A fierce debate exists in linguistics between those, such as Noam Chomsky, who think that all languages function roughly the same way in the brain and those who do not. The latter view was propounded by Benjamin Lee Whorf, an American linguist of the early 20th century, who argued that different languages condition or constrain the mind’s habits of thought.
Whorfianism has been criticised for years, but it has been making a comeback. Lera Boroditsky of Stanford University, for example, points to the Kuuk Thaayorre, aboriginals of northern Australia who have no words for “left” or “right”, using instead absolute directions such as “north” and “south-east” (as in “You have an ant on your south-west leg”). Ms Boroditsky says that any Kuuk Thaayorre child knows which way is south-east at any given time, whereas a roomful of Stanford professors, if asked to point south-east quickly, do little better than chance. The standard Kuuk Thayoorre greeting is “where are you going?”, with an answer being something like “north-north-east, in the middle distance.” Not knowing which direction is which, Ms Boroditsky notes, a Westerner could not get past “hello”. Universalists retort that such neo-Whorfians are finding trivial surface features of language: the claim that language truly constricts thinking is still not proven.
With all that in mind, which is the hardest language? On balance The Economist would go for Tuyuca, of the eastern Amazon. It has a sound system with simple consonants and a few nasal vowels, so is not as hard to speak as Ubykh or !Xóõ. Like Turkish, it is heavily agglutinating, so that one word, hóabãsiriga means “I do not know how to write.” Like Kwaio, it has two words for “we”, inclusive and exclusive. The noun classes (genders) in Tuyuca’s language family (including close relatives) have been estimated at between 50 and 140. Some are rare, such as “bark that does not cling closely to a tree”, which can be extended to things such as baggy trousers, or wet plywood that has begun to peel apart.
Most fascinating is a feature that would make any journalist tremble. Tuyuca requires verb-endings on statements to show how the speaker knows something. Diga ape-wimeans that “the boy played soccer (I know because I saw him)”, while diga ape-hiyimeans “the boy played soccer (I assume)”. English can provide such information, but for Tuyuca that is an obligatory ending on the verb. Evidential languages force speakers to think hard about how they learned what they say they know.
Linguists ask precisely how language works in the brain, and examples such as Tuyuca’s evidentiality are their raw material. More may be found, as only a few hundred of the world’s 6,000 languages have been extensively mapped, and new ways will appear for them to be difficult. Yet many are spoken by mere hundreds of people. Fewer than 1,000 people speak Tuyuca. Ubykh died in 1992. Half of today’s languages may be gone in a century. Linguists are racing to learn what they can before the forces of modernisation and globalisation quieten the strangest tongues.

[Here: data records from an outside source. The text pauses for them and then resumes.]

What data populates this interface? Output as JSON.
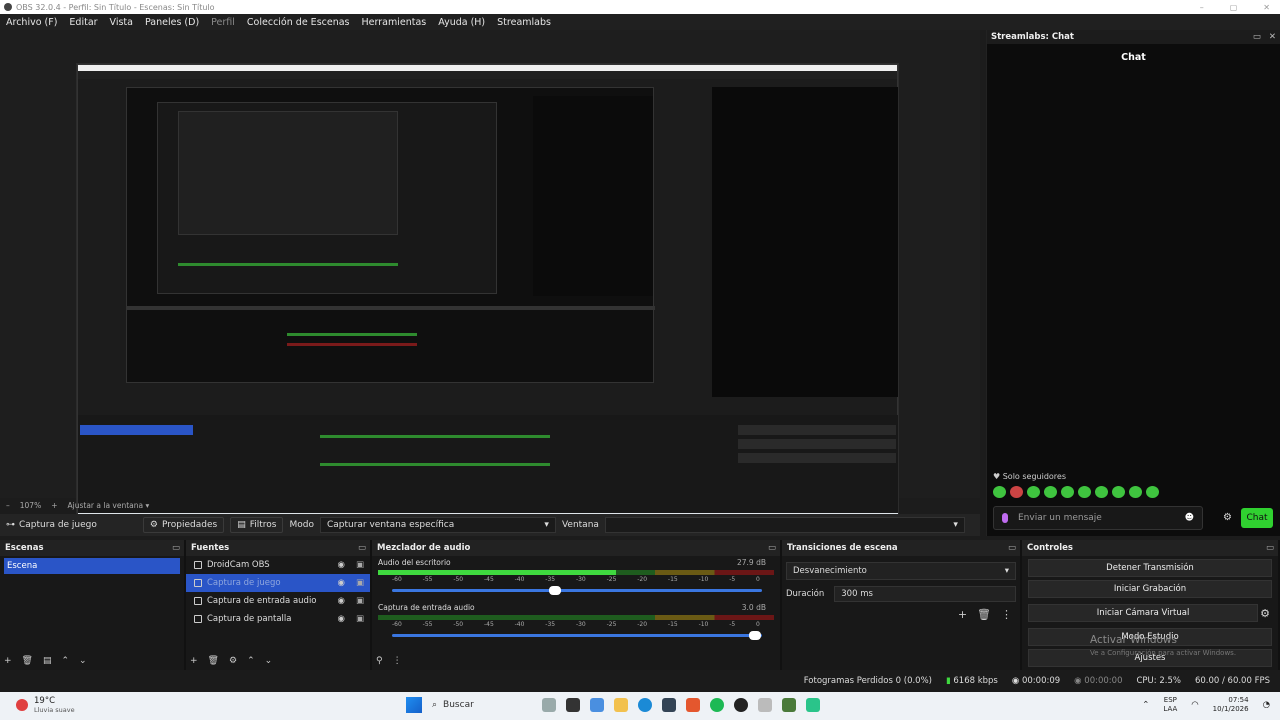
{
  "window": {
    "title": "OBS 32.0.4 - Perfil: Sin Título - Escenas: Sin Título",
    "controls": [
      "–",
      "▢",
      "✕"
    ]
  },
  "menu": [
    {
      "label": "Archivo (F)",
      "dim": false
    },
    {
      "label": "Editar",
      "dim": false
    },
    {
      "label": "Vista",
      "dim": false
    },
    {
      "label": "Paneles (D)",
      "dim": false
    },
    {
      "label": "Perfil",
      "dim": true
    },
    {
      "label": "Colección de Escenas",
      "dim": false
    },
    {
      "label": "Herramientas",
      "dim": false
    },
    {
      "label": "Ayuda (H)",
      "dim": false
    },
    {
      "label": "Streamlabs",
      "dim": false
    }
  ],
  "zoom": {
    "value": "107%",
    "fit": "Ajustar a la ventana"
  },
  "chat": {
    "dock_title": "Streamlabs: Chat",
    "title": "Chat",
    "followers": "Solo seguidores",
    "input_placeholder": "Enviar un mensaje",
    "send_label": "Chat"
  },
  "source_toolbar": {
    "source": "Captura de juego",
    "properties": "Propiedades",
    "filters": "Filtros",
    "mode_label": "Modo",
    "mode_value": "Capturar ventana específica",
    "window_label": "Ventana"
  },
  "scenes": {
    "title": "Escenas",
    "items": [
      "Escena"
    ]
  },
  "sources": {
    "title": "Fuentes",
    "items": [
      "DroidCam OBS",
      "Captura de juego",
      "Captura de entrada audio",
      "Captura de pantalla"
    ]
  },
  "mixer": {
    "title": "Mezclador de audio",
    "channels": [
      {
        "name": "Audio del escritorio",
        "db": "27.9 dB",
        "level": 0.6,
        "volume": 0.44
      },
      {
        "name": "Captura de entrada audio",
        "db": "3.0 dB",
        "level": 0.0,
        "volume": 0.98
      }
    ],
    "scale": [
      "-60",
      "-55",
      "-50",
      "-45",
      "-40",
      "-35",
      "-30",
      "-25",
      "-20",
      "-15",
      "-10",
      "-5",
      "0"
    ]
  },
  "transitions": {
    "title": "Transiciones de escena",
    "selected": "Desvanecimiento",
    "duration_label": "Duración",
    "duration": "300 ms"
  },
  "controls": {
    "title": "Controles",
    "buttons": [
      "Detener Transmisión",
      "Iniciar Grabación",
      "Iniciar Cámara Virtual",
      "Modo Estudio",
      "Ajustes"
    ]
  },
  "watermark": {
    "line1": "Activar Windows",
    "line2": "Ve a Configuración para activar Windows."
  },
  "status": {
    "dropped": "Fotogramas Perdidos 0 (0.0%)",
    "bitrate": "6168 kbps",
    "stream_time": "00:00:09",
    "rec_time": "00:00:00",
    "cpu": "CPU: 2.5%",
    "fps": "60.00 / 60.00 FPS"
  },
  "taskbar": {
    "temp": "19°C",
    "weather": "Lluvia suave",
    "search": "Buscar",
    "lang1": "ESP",
    "lang2": "LAA",
    "time": "07:54",
    "date": "10/1/2026"
  }
}
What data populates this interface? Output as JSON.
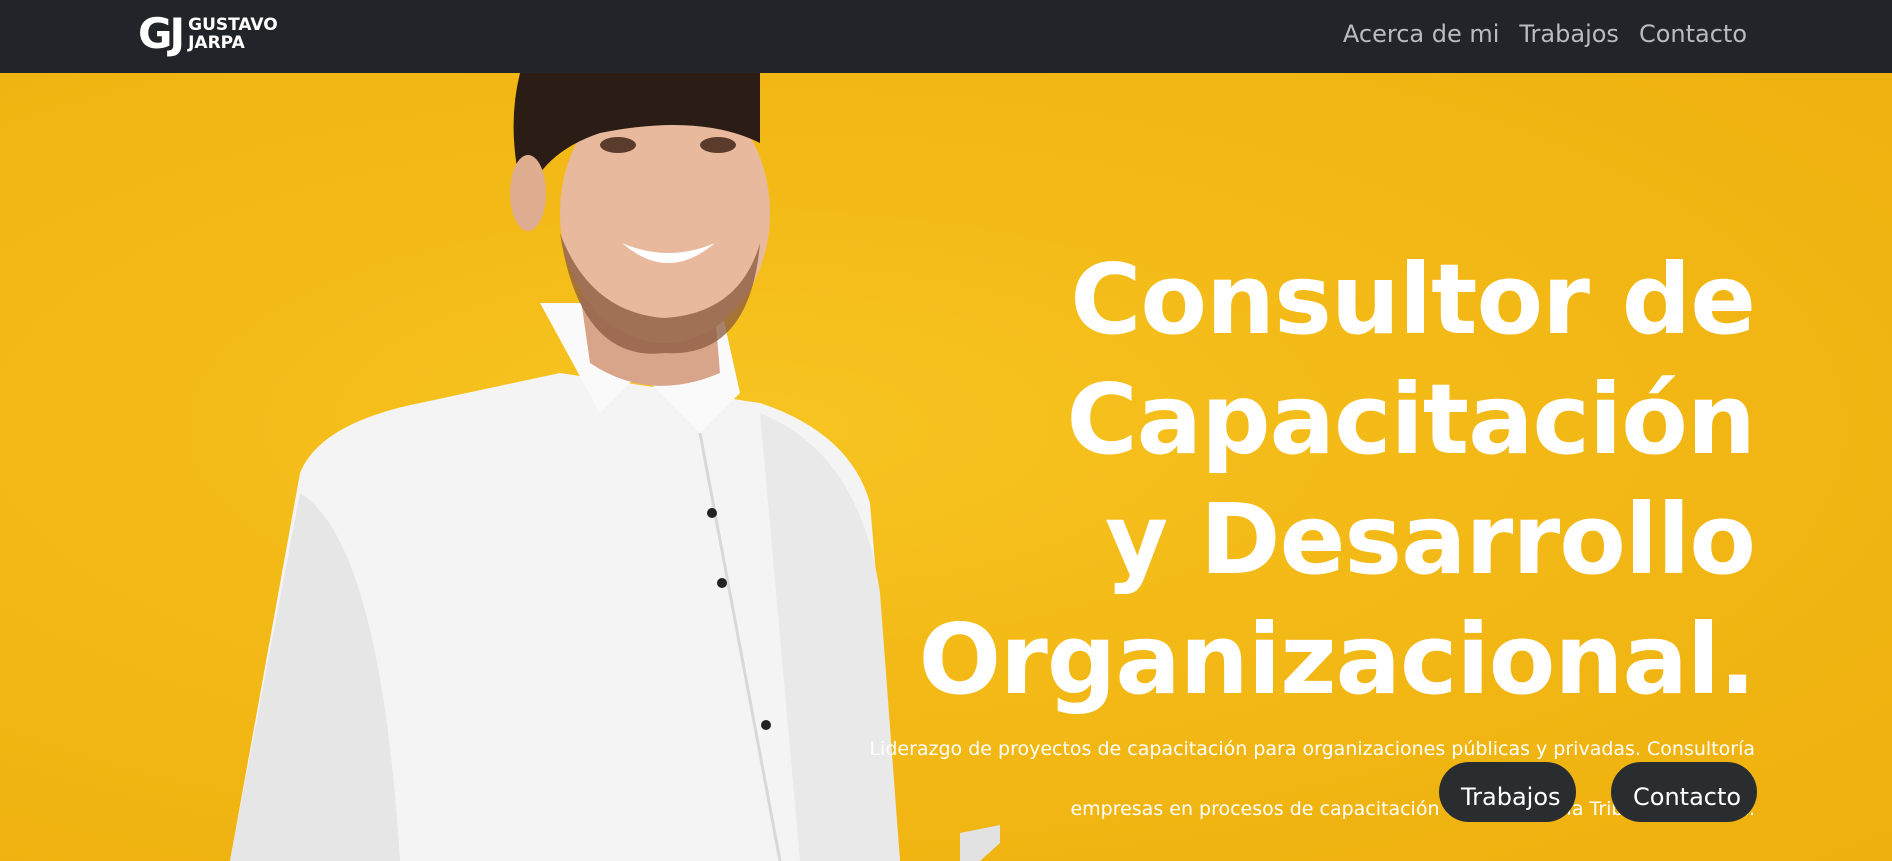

Dec 17th 2009 | NEW YORK | from the print edition – http://www.economist.com/node/15108609